[Component data from apps and pages]

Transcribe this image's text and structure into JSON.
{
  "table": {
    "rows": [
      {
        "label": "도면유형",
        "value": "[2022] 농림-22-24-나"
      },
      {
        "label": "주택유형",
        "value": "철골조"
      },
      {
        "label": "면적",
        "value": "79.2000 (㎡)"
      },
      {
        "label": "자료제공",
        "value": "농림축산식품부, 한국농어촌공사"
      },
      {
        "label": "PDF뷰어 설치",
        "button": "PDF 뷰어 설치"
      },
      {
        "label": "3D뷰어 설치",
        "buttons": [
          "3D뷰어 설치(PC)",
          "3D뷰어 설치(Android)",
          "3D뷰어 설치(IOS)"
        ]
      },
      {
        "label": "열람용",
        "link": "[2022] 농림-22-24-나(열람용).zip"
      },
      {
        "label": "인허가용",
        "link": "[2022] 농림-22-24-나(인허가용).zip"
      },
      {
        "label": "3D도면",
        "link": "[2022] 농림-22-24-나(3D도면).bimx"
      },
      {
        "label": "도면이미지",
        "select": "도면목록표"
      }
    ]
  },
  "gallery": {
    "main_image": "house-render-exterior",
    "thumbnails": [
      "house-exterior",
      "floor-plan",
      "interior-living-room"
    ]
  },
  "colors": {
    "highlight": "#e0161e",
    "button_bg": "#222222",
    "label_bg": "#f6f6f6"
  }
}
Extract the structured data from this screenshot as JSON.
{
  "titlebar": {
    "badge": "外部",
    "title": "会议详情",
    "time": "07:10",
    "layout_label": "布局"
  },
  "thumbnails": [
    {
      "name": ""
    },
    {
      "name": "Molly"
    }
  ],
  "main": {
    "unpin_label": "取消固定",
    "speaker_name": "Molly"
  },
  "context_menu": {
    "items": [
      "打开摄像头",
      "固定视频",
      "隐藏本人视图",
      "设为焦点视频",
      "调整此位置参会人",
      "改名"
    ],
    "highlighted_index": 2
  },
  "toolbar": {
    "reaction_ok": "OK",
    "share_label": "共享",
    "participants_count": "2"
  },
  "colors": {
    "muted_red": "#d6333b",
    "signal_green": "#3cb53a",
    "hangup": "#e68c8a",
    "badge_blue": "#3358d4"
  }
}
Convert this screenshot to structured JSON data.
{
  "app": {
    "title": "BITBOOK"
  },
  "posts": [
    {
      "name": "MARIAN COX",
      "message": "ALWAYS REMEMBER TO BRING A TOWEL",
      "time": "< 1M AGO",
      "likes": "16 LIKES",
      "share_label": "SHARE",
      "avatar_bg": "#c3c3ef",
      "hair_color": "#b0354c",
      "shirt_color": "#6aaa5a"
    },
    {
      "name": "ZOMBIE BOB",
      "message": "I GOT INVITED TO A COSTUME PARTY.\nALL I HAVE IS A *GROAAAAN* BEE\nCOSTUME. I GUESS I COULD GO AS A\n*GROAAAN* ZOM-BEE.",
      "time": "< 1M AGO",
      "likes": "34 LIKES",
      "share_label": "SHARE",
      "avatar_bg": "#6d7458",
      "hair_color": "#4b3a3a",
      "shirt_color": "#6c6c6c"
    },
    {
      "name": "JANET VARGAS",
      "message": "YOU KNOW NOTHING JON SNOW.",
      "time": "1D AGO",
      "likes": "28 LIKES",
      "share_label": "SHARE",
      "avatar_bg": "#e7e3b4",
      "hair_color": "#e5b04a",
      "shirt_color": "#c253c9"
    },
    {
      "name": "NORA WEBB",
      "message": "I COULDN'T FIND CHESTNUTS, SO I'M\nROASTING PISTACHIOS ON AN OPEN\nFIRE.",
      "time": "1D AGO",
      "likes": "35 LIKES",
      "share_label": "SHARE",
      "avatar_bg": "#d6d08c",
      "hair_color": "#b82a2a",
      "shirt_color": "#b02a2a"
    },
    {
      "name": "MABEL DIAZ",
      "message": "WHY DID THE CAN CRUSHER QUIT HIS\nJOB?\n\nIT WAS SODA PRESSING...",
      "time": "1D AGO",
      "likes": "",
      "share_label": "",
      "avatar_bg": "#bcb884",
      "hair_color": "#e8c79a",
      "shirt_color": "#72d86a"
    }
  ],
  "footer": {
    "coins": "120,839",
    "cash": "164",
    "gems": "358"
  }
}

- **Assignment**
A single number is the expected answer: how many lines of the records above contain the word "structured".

- **Written solution**
2